━━━ Available data
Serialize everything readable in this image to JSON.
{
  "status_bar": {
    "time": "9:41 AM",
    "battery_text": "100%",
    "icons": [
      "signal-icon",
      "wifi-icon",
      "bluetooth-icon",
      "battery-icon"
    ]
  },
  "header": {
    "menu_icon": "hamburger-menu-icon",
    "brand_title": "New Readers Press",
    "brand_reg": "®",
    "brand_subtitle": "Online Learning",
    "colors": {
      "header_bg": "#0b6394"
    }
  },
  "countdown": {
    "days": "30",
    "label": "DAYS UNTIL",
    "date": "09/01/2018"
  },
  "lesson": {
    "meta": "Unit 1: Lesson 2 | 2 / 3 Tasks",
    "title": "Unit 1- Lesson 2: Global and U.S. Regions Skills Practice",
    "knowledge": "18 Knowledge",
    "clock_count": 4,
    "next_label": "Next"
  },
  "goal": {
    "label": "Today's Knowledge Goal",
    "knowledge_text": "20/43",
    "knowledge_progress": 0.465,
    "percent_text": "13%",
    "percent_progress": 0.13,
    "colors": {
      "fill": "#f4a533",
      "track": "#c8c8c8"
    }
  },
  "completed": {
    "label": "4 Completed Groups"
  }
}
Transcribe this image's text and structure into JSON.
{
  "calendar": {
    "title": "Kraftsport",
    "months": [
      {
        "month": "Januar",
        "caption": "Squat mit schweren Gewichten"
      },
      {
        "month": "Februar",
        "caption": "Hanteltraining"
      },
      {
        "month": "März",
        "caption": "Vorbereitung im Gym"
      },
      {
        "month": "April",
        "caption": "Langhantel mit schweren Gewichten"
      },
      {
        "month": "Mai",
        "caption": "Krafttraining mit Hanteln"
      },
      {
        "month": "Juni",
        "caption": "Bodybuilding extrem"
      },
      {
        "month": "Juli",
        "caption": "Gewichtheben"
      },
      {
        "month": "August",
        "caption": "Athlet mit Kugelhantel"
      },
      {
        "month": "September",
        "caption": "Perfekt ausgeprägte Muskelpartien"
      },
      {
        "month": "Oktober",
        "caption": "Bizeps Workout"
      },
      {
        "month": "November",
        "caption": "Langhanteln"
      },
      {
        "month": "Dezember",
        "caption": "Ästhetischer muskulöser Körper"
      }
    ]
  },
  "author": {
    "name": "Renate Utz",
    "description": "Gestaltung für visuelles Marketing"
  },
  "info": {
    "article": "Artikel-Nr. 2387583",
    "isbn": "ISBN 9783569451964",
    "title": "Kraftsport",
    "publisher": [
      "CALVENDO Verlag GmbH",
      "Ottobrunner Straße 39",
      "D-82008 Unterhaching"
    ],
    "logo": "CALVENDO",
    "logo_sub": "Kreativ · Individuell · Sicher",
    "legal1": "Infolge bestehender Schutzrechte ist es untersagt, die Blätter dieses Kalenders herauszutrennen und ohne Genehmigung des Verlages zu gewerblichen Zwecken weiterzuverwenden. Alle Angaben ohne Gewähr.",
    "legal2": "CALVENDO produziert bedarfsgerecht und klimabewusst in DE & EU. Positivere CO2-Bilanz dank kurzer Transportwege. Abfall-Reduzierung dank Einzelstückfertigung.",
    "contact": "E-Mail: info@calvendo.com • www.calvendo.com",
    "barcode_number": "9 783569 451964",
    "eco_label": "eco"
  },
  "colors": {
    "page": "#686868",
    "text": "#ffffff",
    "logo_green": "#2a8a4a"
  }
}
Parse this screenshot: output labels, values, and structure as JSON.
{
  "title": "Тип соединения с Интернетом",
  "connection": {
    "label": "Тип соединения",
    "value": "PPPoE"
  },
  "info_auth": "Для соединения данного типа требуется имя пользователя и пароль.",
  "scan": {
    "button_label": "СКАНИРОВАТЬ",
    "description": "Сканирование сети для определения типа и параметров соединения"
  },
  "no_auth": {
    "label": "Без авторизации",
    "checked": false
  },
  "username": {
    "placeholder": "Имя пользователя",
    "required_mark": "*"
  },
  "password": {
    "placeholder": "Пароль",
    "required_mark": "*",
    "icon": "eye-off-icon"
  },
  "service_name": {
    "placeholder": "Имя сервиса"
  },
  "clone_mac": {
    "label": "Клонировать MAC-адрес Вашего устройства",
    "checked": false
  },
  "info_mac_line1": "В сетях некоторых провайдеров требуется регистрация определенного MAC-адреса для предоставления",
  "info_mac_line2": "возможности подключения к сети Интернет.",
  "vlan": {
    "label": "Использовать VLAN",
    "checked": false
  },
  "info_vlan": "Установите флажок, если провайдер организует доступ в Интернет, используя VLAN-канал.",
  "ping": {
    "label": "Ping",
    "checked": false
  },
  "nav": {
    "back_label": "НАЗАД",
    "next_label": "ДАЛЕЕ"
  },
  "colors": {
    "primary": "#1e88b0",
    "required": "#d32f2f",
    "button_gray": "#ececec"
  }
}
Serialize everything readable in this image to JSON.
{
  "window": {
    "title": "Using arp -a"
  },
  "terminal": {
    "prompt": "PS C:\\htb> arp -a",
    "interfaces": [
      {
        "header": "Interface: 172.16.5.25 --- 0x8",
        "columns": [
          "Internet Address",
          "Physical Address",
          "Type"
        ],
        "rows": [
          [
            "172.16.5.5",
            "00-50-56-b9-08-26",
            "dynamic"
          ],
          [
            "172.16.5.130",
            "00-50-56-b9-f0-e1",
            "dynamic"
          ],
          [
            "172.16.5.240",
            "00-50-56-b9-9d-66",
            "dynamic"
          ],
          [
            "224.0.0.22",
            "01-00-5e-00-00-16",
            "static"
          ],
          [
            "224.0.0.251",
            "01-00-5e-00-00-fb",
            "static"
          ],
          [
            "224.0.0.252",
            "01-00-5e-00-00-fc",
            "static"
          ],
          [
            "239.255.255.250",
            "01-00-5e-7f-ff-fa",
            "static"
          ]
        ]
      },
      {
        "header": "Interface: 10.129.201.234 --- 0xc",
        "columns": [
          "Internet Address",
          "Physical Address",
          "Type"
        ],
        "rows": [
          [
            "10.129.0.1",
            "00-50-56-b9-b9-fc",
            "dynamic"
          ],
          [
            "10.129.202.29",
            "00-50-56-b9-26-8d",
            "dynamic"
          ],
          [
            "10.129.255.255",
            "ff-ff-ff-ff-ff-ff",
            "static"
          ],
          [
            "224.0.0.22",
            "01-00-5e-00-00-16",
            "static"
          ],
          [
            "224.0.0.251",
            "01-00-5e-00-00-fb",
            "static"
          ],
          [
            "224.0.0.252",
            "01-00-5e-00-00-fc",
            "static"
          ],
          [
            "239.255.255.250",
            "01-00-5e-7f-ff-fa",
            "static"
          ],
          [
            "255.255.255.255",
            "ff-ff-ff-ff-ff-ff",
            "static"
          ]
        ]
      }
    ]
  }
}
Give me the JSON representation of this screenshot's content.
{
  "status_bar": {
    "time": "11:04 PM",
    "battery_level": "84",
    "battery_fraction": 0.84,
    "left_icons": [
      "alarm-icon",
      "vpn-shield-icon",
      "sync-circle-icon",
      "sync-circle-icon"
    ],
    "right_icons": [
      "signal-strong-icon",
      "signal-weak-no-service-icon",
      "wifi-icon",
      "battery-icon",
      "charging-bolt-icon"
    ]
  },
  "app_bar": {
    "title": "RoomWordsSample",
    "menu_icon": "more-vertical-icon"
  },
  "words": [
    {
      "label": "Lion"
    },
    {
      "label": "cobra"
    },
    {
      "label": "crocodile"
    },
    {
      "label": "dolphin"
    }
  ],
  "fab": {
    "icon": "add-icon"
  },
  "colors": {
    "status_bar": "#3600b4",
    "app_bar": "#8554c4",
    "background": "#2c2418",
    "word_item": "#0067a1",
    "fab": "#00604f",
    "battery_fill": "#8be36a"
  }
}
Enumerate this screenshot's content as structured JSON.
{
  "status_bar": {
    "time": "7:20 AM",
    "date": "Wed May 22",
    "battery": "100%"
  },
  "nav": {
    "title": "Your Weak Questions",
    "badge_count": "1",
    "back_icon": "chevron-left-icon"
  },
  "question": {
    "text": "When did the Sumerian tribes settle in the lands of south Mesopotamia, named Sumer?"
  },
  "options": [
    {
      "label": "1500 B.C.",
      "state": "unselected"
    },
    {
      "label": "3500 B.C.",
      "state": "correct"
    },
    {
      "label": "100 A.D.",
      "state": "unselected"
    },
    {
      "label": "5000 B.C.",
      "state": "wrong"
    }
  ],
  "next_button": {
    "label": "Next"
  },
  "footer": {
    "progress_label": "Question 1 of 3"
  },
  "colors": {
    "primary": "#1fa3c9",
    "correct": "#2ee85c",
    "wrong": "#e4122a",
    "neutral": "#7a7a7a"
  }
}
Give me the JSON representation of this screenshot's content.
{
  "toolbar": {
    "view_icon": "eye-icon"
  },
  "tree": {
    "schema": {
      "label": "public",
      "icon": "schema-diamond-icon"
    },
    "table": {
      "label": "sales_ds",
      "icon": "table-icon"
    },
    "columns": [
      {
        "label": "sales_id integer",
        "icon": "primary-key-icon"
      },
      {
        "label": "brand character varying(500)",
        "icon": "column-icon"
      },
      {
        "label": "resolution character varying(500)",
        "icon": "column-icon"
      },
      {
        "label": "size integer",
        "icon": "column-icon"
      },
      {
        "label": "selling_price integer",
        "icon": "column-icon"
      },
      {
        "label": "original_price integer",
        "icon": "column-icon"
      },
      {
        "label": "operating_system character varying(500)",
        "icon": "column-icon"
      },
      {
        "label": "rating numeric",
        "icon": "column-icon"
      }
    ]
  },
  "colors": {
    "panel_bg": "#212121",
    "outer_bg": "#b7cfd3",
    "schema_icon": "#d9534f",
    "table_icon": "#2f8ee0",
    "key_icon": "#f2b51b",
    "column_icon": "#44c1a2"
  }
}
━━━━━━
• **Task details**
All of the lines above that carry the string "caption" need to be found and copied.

• **Answer section**
        "caption": "Squat mit schweren Gewichten"
        "caption": "Hanteltraining"
        "caption": "Vorbereitung im Gym"
        "caption": "Langhantel mit schweren Gewichten"
        "caption": "Krafttraining mit Hanteln"
        "caption": "Bodybuilding extrem"
        "caption": "Gewichtheben"
        "caption": "Athlet mit Kugelhantel"
        "caption": "Perfekt ausgeprägte Muskelpartien"
        "caption": "Bizeps Workout"
        "caption": "Langhanteln"
        "caption": "Ästhetischer muskulöser Körper"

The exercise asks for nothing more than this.